It’s simple. Take an account that has 60% growth assets (such as large-cap equity ETFs and real estate trusts) and 40% secure stuff (like bonds and preferred shares). When worried money comes out of dipsy stocks, it looks for a safe haven. So while equities get squeezed, bonds get plumped – and the price rises. Or when central banker poodles drop the interest rate, money looks for the best yields, jacking REITs, for example. Or when an unproven leftie who lives in a tenement with his unemployed spouse wins the Greek election, money moves into stable companies in safer lands. The TSX gains.

Since the middle of December, the ETF holding a basket of real estate trusts, XRE, has added about 13%. Bond funds (like XSB or XBB) are ahead 2-4%. Preferreds are up 2%. It all means a balanced and diversified portfolio is positive by several points in the last four weeks despite all the financial mayhem we’re reading about daily.

In contrast, if you like despair, moaning and endless nihilism as much as the wackos who post here daily, there’s always Calgary.

The situation just keeps getting worse, now with monthly sales plunged 36% and active listings swollen by 81.4%. There are 4,500 properties for sale, of which almost 2,700 materialized in the last few weeks. And while there have been Januaries when more houses were up for grabs, this sets a record for the greatest tidal wave of panicked sellers.

No wonder. It seems a safe bet now that oil prices aren’t going anywhere, except maybe down. Goldman Sachs says thirty bucks is possible. Other smarties are projecting a cheap-oil era lasting more than 10 years, with a semi-permanent imbalance between supply and demand. It’s the worst kind of news for the Albertan oil sands, where it costs a relative fortune to dig, heat and suck a barrel of the gooey stuff out of the earth. Of course, this is just what the carnivores in OPEC were hoping for. And are getting.

Suddenly the huge run-up in house prices in Calgary, and to a lesser extent Edmonton and across the line in Saskatoon, looks speculative and rash. When job security and incomes are at stake in a deflationary environment, it matters not how cheap interest rates get or if the banks drop their primes to 2.85% and mortgages to 2%. People used to six-figure salaries now contemplating EI realize quickly how easy it was to buy a house, and what a bitch it is to sell it.

This is the worst part of deflation. Real estate gets illiquid, and the debt grows more difficult to pay. Until you have been in a situation like this – and most people have not, especially the moist Millennials now clamoring for mortgages – you cannot imagine. It’s the deepest of wealth traps.

And expect it to grow deeper, says the brain trust at TD Bank. In fact these guys believe housing prices will fall in eight of 10 provinces this year, with only parts of Ontario and BC being supported by rate-induced hormonal house lust. Even there price gains will be in the 2-3% range

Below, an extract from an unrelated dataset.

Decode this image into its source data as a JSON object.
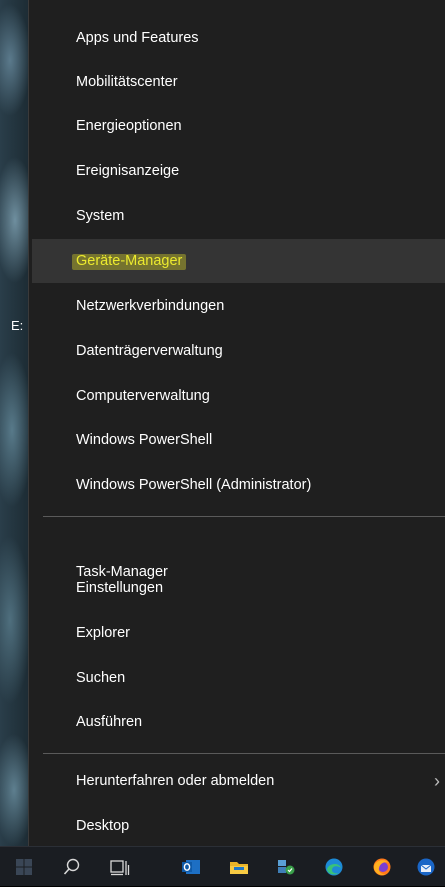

As for Alberta, says TD, expect a 20% sales plunge and prices lower by an average of 3.5% amid “extreme signs of weakness in the housing market.” Of course, it could be a lot worse. And I suspect it will be, given what’s happened in the last thirty days. The layoff avalanche, it seems, has not really started rolling yet. From the hottest province a year ago, Alberta is destined to be the most frigid in terms of growth, possibly slipping into recession.

Now, you may not be able to sell a house in Calgary this month, you also can’t live inside an ETF. So the message here is simple – buy real estate you can afford, as shelter, and never pretend it’s an investment strategy. Follow my Rule of 90 (ninety less your age = % of net worth in your home). Forget mortgage rates. They don’t matter. Ten-year home loans are 1.1% in Japan, and there’s no real estate boom. People in that land have learned in a weak economy nothing beats liquidity.

So, we now have a dangerous, two-city housing bubble, with every other market about to be spanked. Meanwhile, in a world of freaking bankers, morose cowboys, crashing loonies and swooning, house-horny virgins, the dude with the balanced portfolio swaggers serenely through the financial detritus. Make my day, he says.